HR will have to tighten up on agency workers

first_imgHR will have to tighten up on agency workersOn 6 May 2003 in Personnel Today Comments are closed. Previous Article Next Article Related posts:No related photos. It may not look like a big headache, but the way UK employers handle 1.8million agency workers could emerge as one of the biggest challenges facing HRfor years. Why? Because it impacts on most organisations at the crucial operationallevel, and the burden of red tape and increased costs is looming large. This week’s front-page story about the Reuters driver who won an unfairdismissal and redundancy case at the Court of Appeal is a stark warning of therisks that lie ahead. Combined with the forthcoming EU Agency WorkersDirective, it shows that HR will have to get a grip of what is currently a laxprocess.

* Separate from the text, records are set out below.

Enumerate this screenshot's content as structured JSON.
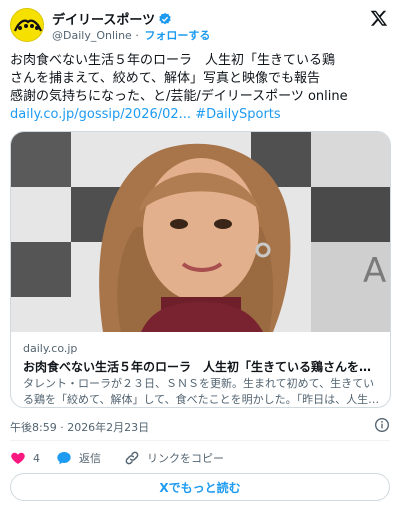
{
  "account": {
    "name": "デイリースポーツ",
    "handle": "@Daily_Online",
    "separator": " · ",
    "follow_label": "フォローする"
  },
  "tweet": {
    "text_lines": [
      "お肉食べない生活５年のローラ　人生初「生きている鶏",
      "さんを捕まえて、絞めて、解体」写真と映像でも報告",
      "感謝の気持ちになった、と/芸能/デイリースポーツ online"
    ],
    "link": "daily.co.jp/gossip/2026/02...",
    "hashtag": "#DailySports"
  },
  "card": {
    "domain": "daily.co.jp",
    "title": "お肉食べない生活５年のローラ　人生初「生きている鶏さんを捕まえて…",
    "description": "タレント・ローラが２３日、ＳＮＳを更新。生まれて初めて、生きている鶏を「絞めて、解体」して、食べたことを明かした。「昨日は、人生…"
  },
  "timestamp": "午後8:59 · 2026年2月23日",
  "actions": {
    "like_count": "4",
    "reply_label": "返信",
    "copy_link_label": "リンクをコピー"
  },
  "read_more_label": "Xでもっと読む",
  "colors": {
    "accent": "#1d9bf0",
    "like": "#f91880",
    "text_primary": "#0f1419",
    "text_secondary": "#536471",
    "avatar_bg": "#f5e000"
  },
  "icons": [
    "verified-badge-icon",
    "x-logo-icon",
    "info-icon",
    "heart-icon",
    "reply-bubble-icon",
    "link-icon"
  ]
}
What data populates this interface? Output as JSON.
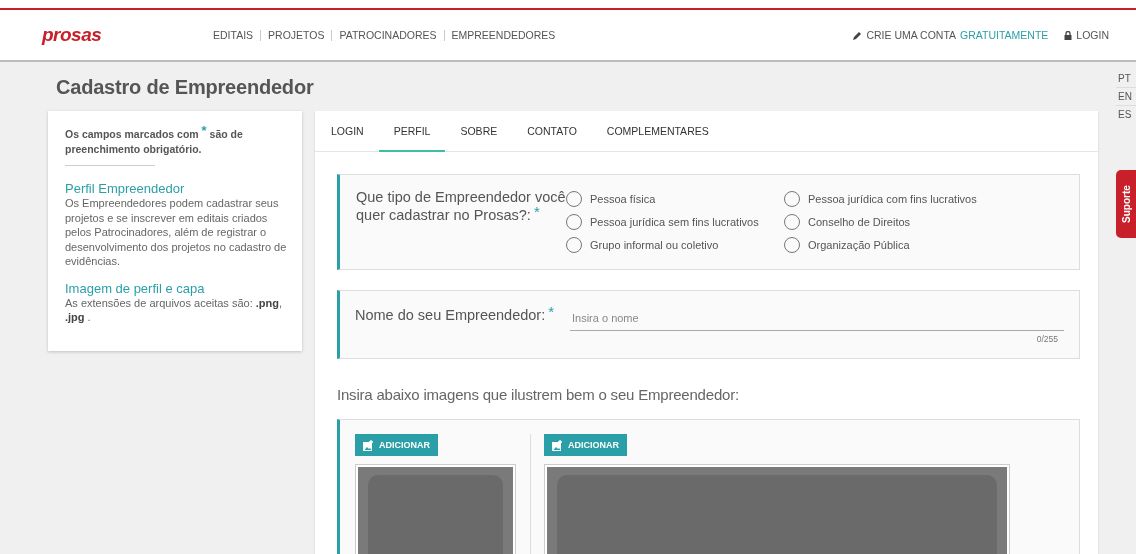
{
  "header": {
    "logo": "prosas",
    "nav": [
      {
        "label": "EDITAIS"
      },
      {
        "label": "PROJETOS"
      },
      {
        "label": "PATROCINADORES"
      },
      {
        "label": "EMPREENDEDORES"
      }
    ],
    "create_account": {
      "text": "CRIE UMA CONTA",
      "link": "GRATUITAMENTE"
    },
    "login": "LOGIN"
  },
  "title": "Cadastro de Empreendedor",
  "sidebar": {
    "note": "Os campos marcados com $^{*}$ são de preenchimento obrigatório.",
    "sections": [
      {
        "heading": "Perfil Empreendedor",
        "text": "Os Empreendedores podem cadastrar seus projetos e se inscrever em editais criados pelos Patrocinadores, além de registrar o desenvolvimento dos projetos no cadastro de evidências."
      },
      {
        "heading": "Imagem de perfil e capa",
        "text": "As extensões de arquivos aceitas são: **.png**, **.jpg** ."
      }
    ]
  },
  "tabs": [
    {
      "label": "LOGIN",
      "selected": false
    },
    {
      "label": "PERFIL",
      "selected": true
    },
    {
      "label": "SOBRE",
      "selected": false
    },
    {
      "label": "CONTATO",
      "selected": false
    },
    {
      "label": "COMPLEMENTARES",
      "selected": false
    }
  ],
  "question": {
    "label": "Que tipo de Empreendedor você quer cadastrar no Prosas?:",
    "required_mark": "*",
    "options": [
      {
        "label": "Pessoa física",
        "selected": false
      },
      {
        "label": "Pessoa jurídica com fins lucrativos",
        "selected": false
      },
      {
        "label": "Pessoa jurídica sem fins lucrativos",
        "selected": false
      },
      {
        "label": "Conselho de Direitos",
        "selected": false
      },
      {
        "label": "Grupo informal ou coletivo",
        "selected": false
      },
      {
        "label": "Organização Pública",
        "selected": false
      }
    ]
  },
  "name_field": {
    "label": "Nome do seu Empreendedor:",
    "required_mark": "*",
    "placeholder": "Insira o nome",
    "counter": "0/255"
  },
  "images_prompt": "Insira abaixo imagens que ilustrem bem o seu Empreendedor:",
  "uploads": [
    {
      "button": "ADICIONAR",
      "kind": "profile"
    },
    {
      "button": "ADICIONAR",
      "kind": "cover"
    }
  ],
  "languages": [
    {
      "label": "PT"
    },
    {
      "label": "EN"
    },
    {
      "label": "ES"
    }
  ],
  "support": "Suporte"
}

The landmark case was won on the basis that the lorry driver’s five years’service was capable of creating an implied contract. What Reuters had said anddone with the driver during this period was called into question, along withrelevant documentation. You must recognise the different status of temps and avoid treating them asregular staff. For many large-scale businesses, it is common to use different agencies torecruit temporary staff and involve HR and/or line managers in theirprocurement. Such inconsistencies can lead to many different practices in oneorganisation – or even one small team. Temps clearly need to be valued and protected, but our readers believe theyshould not be over-regulated to the extent that their employment stiflescompetitiveness. Research conducted by Personnel Today and Manpower shows that employers havean enlightened approach, with 45 per cent of responding firms claiming to paytheir agency staff the same as permanent workers, and 23 per cent paying tempsmore. However, 70 per cent of the 1,000 respondents were fearful the new EUDirective would lead to more red tape and bigger costs. Managing temps is not just about juggling costs, it is also about policiesand procedures that clarify their employment status. Temps provide that allimportant flexibility and will remain a vital resource, but one that is costingyour businesses around £1.7bn a year. Surely anything costing that much deserves a lot more consideration thanmany are affording it. Any employer using agency workers would be wise toreview their processes now. By Jane King, editorlast_img read more